It is quite obvious that food security is a top priority for a community in ensuring their well-being. Every day, hunger kills 21,000 people in the world, most of them children. When someone is malnourished, they are able to work less, earn less, make worse decisions, become poorer, and again hungrier. This is why poverty is called a vicious cycle, and why it is so important to help farmers to become more productive, sustainable and resilient by training them to use fertilizer and irrigation more efficiently, reduce food waste and increase yields.
My name is George Manyanga. I live in ward 7 under chief Chundu, in Nyamkate. I started practising conservation farming methods in 2014 with the support of Kariba - that was the first year I was able to harvest enough for the whole year. Now, my farming land size is reduced but the yield has increased. After attending workshops at ward level, I can now understand the word 'farming'. Farming is not all about working hard on big land, but working on a small plot whilst practising the right method following the climate changes with commitment
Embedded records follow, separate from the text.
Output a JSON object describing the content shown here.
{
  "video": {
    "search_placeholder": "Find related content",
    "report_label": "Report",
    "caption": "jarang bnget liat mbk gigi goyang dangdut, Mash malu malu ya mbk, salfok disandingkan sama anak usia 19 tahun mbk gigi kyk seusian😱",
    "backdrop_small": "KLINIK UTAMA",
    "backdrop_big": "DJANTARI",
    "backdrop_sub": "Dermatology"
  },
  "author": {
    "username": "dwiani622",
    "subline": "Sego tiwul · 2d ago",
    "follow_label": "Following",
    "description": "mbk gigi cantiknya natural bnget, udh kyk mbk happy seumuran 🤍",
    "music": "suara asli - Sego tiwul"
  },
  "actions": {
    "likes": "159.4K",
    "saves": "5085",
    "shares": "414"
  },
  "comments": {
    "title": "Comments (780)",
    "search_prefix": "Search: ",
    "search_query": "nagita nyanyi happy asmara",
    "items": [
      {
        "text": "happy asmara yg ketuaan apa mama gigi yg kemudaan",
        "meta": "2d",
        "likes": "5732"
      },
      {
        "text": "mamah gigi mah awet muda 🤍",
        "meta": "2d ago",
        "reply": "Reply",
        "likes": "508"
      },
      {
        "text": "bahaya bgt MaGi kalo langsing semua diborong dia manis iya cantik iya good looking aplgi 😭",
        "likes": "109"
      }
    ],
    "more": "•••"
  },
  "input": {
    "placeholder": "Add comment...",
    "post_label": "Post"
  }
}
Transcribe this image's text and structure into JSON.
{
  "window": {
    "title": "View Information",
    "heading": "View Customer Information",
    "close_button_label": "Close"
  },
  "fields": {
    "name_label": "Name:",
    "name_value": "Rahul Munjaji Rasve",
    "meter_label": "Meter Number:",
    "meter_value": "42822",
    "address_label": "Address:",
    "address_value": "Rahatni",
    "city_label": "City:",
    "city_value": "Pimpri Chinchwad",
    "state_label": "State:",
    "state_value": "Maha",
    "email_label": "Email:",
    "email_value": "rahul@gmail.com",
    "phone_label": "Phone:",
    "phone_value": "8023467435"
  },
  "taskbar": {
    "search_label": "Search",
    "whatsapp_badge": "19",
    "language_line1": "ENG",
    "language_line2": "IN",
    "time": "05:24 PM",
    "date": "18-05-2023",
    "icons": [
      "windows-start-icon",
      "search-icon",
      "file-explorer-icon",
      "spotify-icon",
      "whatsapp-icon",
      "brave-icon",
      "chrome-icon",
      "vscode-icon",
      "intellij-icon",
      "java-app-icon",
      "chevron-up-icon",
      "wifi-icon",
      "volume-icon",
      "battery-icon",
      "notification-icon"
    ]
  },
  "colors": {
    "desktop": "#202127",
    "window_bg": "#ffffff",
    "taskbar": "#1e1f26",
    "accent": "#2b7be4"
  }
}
Climate change is inextricably linked to food security. As global population and consumption continue to rise dramatically, the demand for food production is said to increase by 70% until 2050. This demand however can only be met if stringent measures against climate change are put into place; currently the global crop production is predicted to decline by 2%-6% per decade. If the world warms by 2°C, 37% of the world's population will experience severe heat waves at least once every five years. Over the past year communities in Kariba are suffering the worst drought in 5 years; the effect on the nutritional gardens and farmland have made the activities of Kariba even more vital. We therefore need urgent investments in climate projects that prioritise communities who are hardest hit by the impacts of global warming. Since its launch in 2011, the Kariba project has protected nearly 785,000 hectares from deforestation and land degradation, preventing more than 28 million tonnes of carbon dioxide emissions being released into the atmosphere. This is equivalent to the emissions caused by three million economy flights around the circumference of the world!
Conservation farming plays a major role when it comes to the eradication of poverty; food security; empowering women; and helping communities adapt to global warming. The Kariba project shows that small changes can have a big impact on peoples lives. It is still very much possible to achieve the deep transformations necessary for us all to have a better future.
» Find out more about the Kariba project and our other projects here.